Is it not in your nature to ask for help?
Have you asked for help and you heard crickets?
Is it easier to procrastinate about something rather than ask for help?
Let’s admit it, asking for help is hard. It may seem like it’s a signal about deficiency or weakness. It may be about fear and vulnerability. It may be a lack of a skill or an undeveloped skill. It could even be about being stubborn. A lot plays into asking for help. It’s time to acknowledge we are all not good at everything and play to our strengths.
It’s the best way to conquer a tough project though. It helps you move forward when you are stuck. It saves you time when you are struggling with a task or technology. Bringing together more hands and ideas can improve your project too. Is it time for you to assess asking for help?
The best way to start anything new is to start small. Ask for help with a small time commitment or piece of the project. Isolate just one thing that is holding you back on a project. Ask a trusted resource to help you with that one small task. If you are not sure what that one small thing is, ask a trusted resource to process the steps in the project to create the series of actions for completing the task.
Asking for help at work
Collaboration is a great strategy for asking for help at work. Create a team that works well together who create energy and more together. Find resources for a variety of needs that you have, whether tech, writing, calculations or other needs. Sweeten the pot with an offer to assist with a strength you have.

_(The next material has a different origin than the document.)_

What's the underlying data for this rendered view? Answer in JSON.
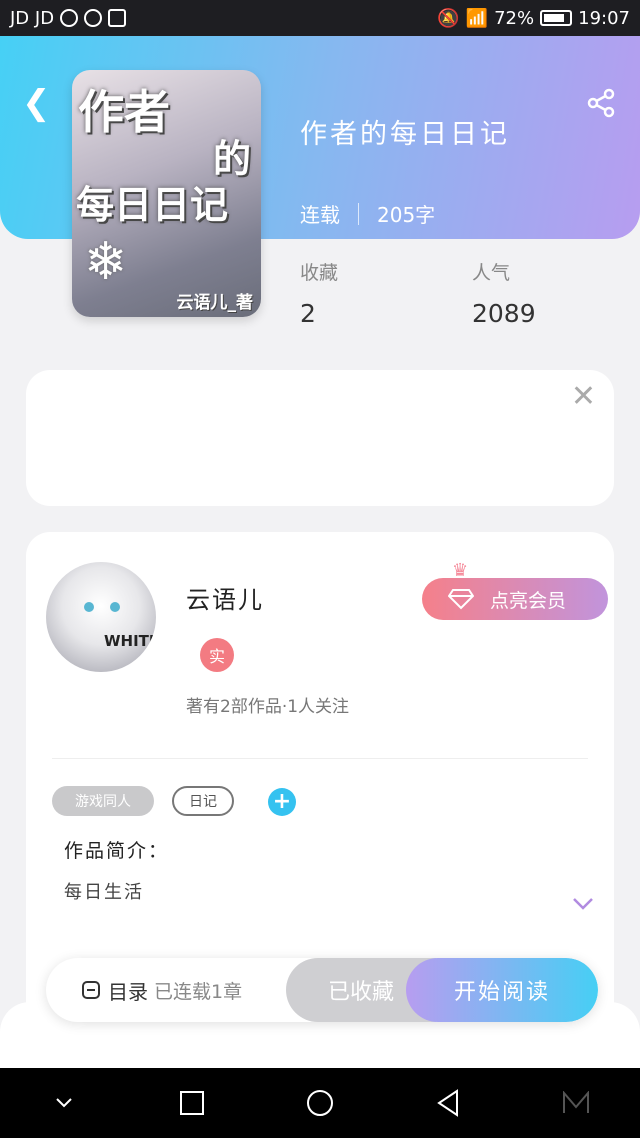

Email is your best tool for asking for help. Be sure to include a specific request with a deadline. Think of potential solutions as options that your resource can help you with, especially the small simple solutions. Think about additional resources like coaches, professional organizers, and productivity consultants who can also provide support and increase your productivity.
Asking for help at home
We often think our family is an unreliable source for help. However, asking for help at home is an important part of family cohesiveness. Even if you think it’s easier to do whatever yourself, teaching how to help others and team work is worth the extra energy and time.
It’s easiest to ask by starting with a family meeting. Even if there is a lot of eye rolling, your family will be happy to help with simple, small tasks that can be done quickly. Use a family chart to keep everyone on track. Set a time and date for your helpers to complete their work. If someone is already doing that task, count that. Find tasks everyone can do at the same time together to get a big job done too.
Have an array of resources at your disposal.
- My first go to is google and find online resources. Finding answers can be as simple as a few keyboard clicks. It takes a few minutes and already I know new tricks.
- My next step is to find someone in my inner circle who can respect my request. There are many colleagues, family and friends who have skills that compliment mine. I return the favor by offering something to help them as well.
- Finding resources in your community are a great collaboration as well. In my arena I love having interior decorators who work on color and space design, handymen who repair and hang pictures, and tech people who help make my computer and smart phone work well.
- Who would be a bonus to you as a resource?
Not matter the challenge, there is help there for the asking! Remember to share your gratitude for their help. It’s not only about how to ask for help, it’s also how to appreciate those helping out too.
Tricks and tips for any organizing or productivity challenge here!